Michelle also knew the mobile phone and technology markets had changed drastically in other ways since MM first entered the market. There were new domestic and foreign companies competing, increased market demand driving prices down, and innovative products being introduced every year. Although some consumers were happy to try out the latest and greatest products, a large number of customers were suffering from feature fatigue, a term used to describe the tiring of the bells and whistles. The customers with feature fatigue just wanted to make phone calls to their family and their friends.
To help ensure that MM has the right marketing plan for its new mobile product, Michelle has hired you as her marketing consultant for this project. As the marketing consultant, you will be responsible for planning, organizing, and implementing the marketing plan for MM’s new product.
Note: All character and company names are fictional and are not intended to depict any actual person or business.

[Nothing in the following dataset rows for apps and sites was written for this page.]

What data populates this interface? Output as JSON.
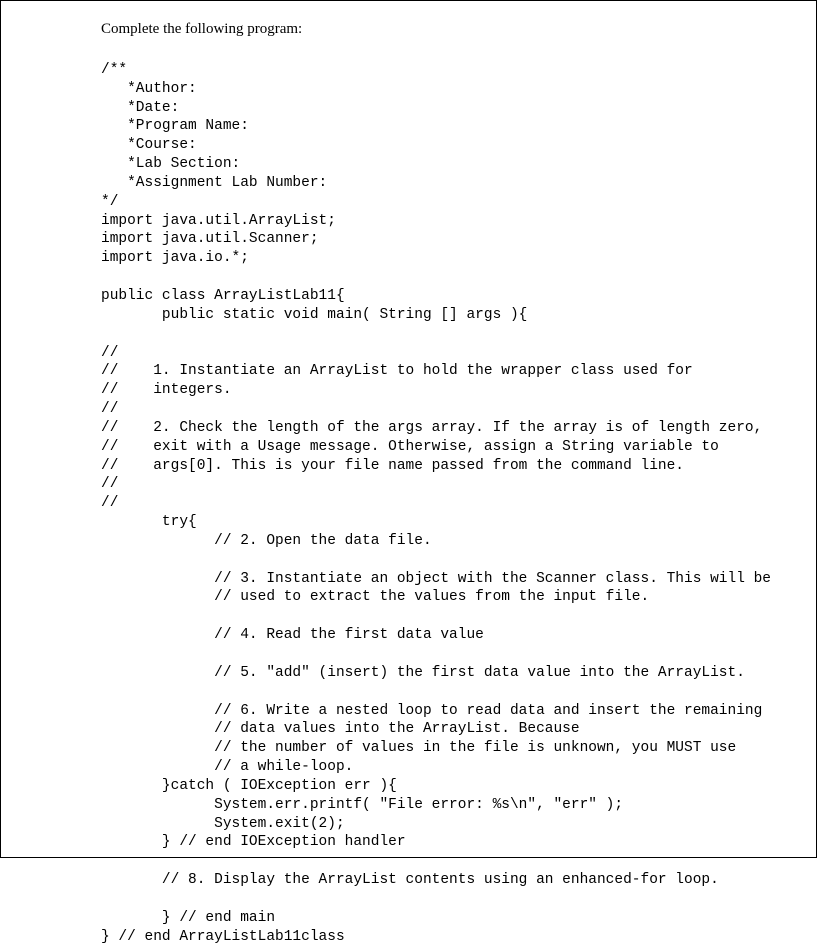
{
  "header": {
    "instruction": "Complete the following program:"
  },
  "code": {
    "line01": "/**",
    "line02": "   *Author:",
    "line03": "   *Date:",
    "line04": "   *Program Name:",
    "line05": "   *Course:",
    "line06": "   *Lab Section:",
    "line07": "   *Assignment Lab Number:",
    "line08": "*/",
    "line09": "import java.util.ArrayList;",
    "line10": "import java.util.Scanner;",
    "line11": "import java.io.*;",
    "line12": "",
    "line13": "public class ArrayListLab11{",
    "line14": "       public static void main( String [] args ){",
    "line15": "",
    "line16": "//",
    "line17": "//    1. Instantiate an ArrayList to hold the wrapper class used for",
    "line18": "//    integers.",
    "line19": "//",
    "line20": "//    2. Check the length of the args array. If the array is of length zero,",
    "line21": "//    exit with a Usage message. Otherwise, assign a String variable to",
    "line22": "//    args[0]. This is your file name passed from the command line.",
    "line23": "//",
    "line24": "//",
    "line25": "       try{",
    "line26": "             // 2. Open the data file.",
    "line27": "",
    "line28": "             // 3. Instantiate an object with the Scanner class. This will be",
    "line29": "             // used to extract the values from the input file.",
    "line30": "",
    "line31": "             // 4. Read the first data value",
    "line32": "",
    "line33": "             // 5. \"add\" (insert) the first data value into the ArrayList.",
    "line34": "",
    "line35": "             // 6. Write a nested loop to read data and insert the remaining",
    "line36": "             // data values into the ArrayList. Because",
    "line37": "             // the number of values in the file is unknown, you MUST use",
    "line38": "             // a while-loop.",
    "line39": "       }catch ( IOException err ){",
    "line40": "             System.err.printf( \"File error: %s\\n\", \"err\" );",
    "line41": "             System.exit(2);",
    "line42": "       } // end IOException handler",
    "line43": "",
    "line44": "       // 8. Display the ArrayList contents using an enhanced-for loop.",
    "line45": "",
    "line46": "       } // end main",
    "line47": "} // end ArrayListLab11class"
  }
}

Assignment: Deliverable Length: 10–15 PowerPoint slides (each slide should include 200–250 words each with in-text citations in the notes section). Must include separate title and reference page.
Based on your discussions with Michelle, you have developed a clear picture of the environmental issues that will affect the initial release of the new product. As you compile your notes, the phone rings.
“Hi. This is Michelle. I want to touch base with you about your presentation to the board next week. Do you have any questions about the upcoming meeting?”
“Thanks for calling,” you say. “You have good timing. I was just reviewing my notes and working on my PowerPoint presentation. I think I’ve covered the areas we discussed at our last meeting. Do you have something else that you want me to include?”
“Oh, good,” says Michelle. “Yes, I’d like you to share 3 or 4 goals for the marketing project, too. You might want to lead with the goals, but I’ll leave that up to you. Naturally you’ll need to do some research to determine the types of goals that are relevant for a new product project like this. Be as specific as you can when outlining realistic expectations.
“Okay,” you say as you jot down more notes. “Anything else?”
“Just be sure to include your thoughts about whether we should develop a product that can be marketed world-wide. You know that is one of their main concerns. You’ll have about 30 minutes for your presentation. ”
“Will do. Thanks for the information. I think about 10–15 slides should be about right for a 30-minute presentation.”